Fritz took on a considerable task heading a program with just five bowl appearances since 1980 and four winning records in the past two decades, but he proved uniquely qualified for the job in his previous stops.
He arrived at Tulane via one of the more unconventional paths among FBS coaches, progressing from junior college, to Div. II, to FCS, to FBS and now at the self-described “sixth power conference.”
At D-II Central Missouri, Fritz won eight games in his second year, beginning a streak of eight straight finishes over .500. In his seventh season, he led the Mules to their first conference championship in 15 years.
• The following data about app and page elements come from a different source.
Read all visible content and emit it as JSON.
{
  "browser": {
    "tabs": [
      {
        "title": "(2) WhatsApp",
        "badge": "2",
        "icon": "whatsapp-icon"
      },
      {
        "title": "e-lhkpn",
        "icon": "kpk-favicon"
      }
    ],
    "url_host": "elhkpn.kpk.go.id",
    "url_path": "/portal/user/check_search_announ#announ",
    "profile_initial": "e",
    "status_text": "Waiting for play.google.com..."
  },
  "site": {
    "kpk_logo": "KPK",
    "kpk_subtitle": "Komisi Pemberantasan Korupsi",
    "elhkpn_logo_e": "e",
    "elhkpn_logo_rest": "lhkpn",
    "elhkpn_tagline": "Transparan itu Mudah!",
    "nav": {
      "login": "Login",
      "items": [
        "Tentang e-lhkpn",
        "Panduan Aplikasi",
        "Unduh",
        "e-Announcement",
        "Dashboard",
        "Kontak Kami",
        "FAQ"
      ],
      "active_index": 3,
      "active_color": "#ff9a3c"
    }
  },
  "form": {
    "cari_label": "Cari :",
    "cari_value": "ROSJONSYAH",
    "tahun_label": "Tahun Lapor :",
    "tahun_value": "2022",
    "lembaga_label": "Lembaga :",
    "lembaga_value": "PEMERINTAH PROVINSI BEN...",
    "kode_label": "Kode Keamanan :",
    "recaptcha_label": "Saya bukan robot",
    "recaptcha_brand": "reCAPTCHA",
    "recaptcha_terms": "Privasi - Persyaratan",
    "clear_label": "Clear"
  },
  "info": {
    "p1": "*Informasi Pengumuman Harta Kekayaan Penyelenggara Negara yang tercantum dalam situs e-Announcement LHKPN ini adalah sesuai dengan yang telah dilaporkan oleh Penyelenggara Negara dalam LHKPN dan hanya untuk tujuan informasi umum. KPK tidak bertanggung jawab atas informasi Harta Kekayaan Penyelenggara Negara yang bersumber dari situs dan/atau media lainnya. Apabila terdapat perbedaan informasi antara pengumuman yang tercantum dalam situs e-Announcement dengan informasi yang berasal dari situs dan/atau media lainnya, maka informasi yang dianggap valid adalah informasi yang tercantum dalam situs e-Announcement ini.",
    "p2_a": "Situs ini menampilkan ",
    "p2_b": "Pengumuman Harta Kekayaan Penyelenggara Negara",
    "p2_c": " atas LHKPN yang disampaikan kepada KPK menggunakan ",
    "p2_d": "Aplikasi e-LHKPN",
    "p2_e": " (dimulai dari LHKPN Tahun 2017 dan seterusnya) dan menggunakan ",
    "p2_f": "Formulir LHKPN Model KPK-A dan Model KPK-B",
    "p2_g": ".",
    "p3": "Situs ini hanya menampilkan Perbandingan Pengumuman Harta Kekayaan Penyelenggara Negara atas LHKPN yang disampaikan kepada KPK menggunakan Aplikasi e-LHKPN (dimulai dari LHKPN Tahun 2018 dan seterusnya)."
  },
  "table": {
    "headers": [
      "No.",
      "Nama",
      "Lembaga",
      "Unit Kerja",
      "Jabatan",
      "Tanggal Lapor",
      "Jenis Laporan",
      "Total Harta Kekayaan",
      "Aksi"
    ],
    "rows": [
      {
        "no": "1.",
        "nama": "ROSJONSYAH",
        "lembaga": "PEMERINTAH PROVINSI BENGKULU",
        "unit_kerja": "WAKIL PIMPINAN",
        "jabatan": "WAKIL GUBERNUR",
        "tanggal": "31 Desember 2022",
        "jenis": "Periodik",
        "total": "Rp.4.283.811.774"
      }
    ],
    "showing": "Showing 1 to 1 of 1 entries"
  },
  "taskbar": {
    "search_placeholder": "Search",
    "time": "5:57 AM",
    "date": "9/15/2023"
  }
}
Fritz’s second season at Sam Houston State produced a Southland Conference title for the Bearkats, and the first of two consecutive appearances in the FCS national championship game.
Georgia Southern was the first time Fritz inherited a program coming off measurable success, coincidentally replacing current Army head coach, Jeff Monken. But Fritz’s two-year tenure made the Eagles’ transition from FCS powerhouse to FBS conference contender look easy, yielding a Sun Belt championship in Year 1, and the program’s first (and only) bowl appearance in Year 2.
So, should Tulane bowl this season, it really shouldn’t come as a surprise. A win over Army coming off a bowl season is a strong indicator that’s the direction the Green Wave are headed, but not the first indicator this season, either.
Before pulling to 2-2, Tulane took American Athletic divisional counterpart Navy to the brink in Week 2 and gave Oklahoma a fight in the first half Week 3. As this season unfolds — and the seasons to come under Fritz — expect more from the Green Wave.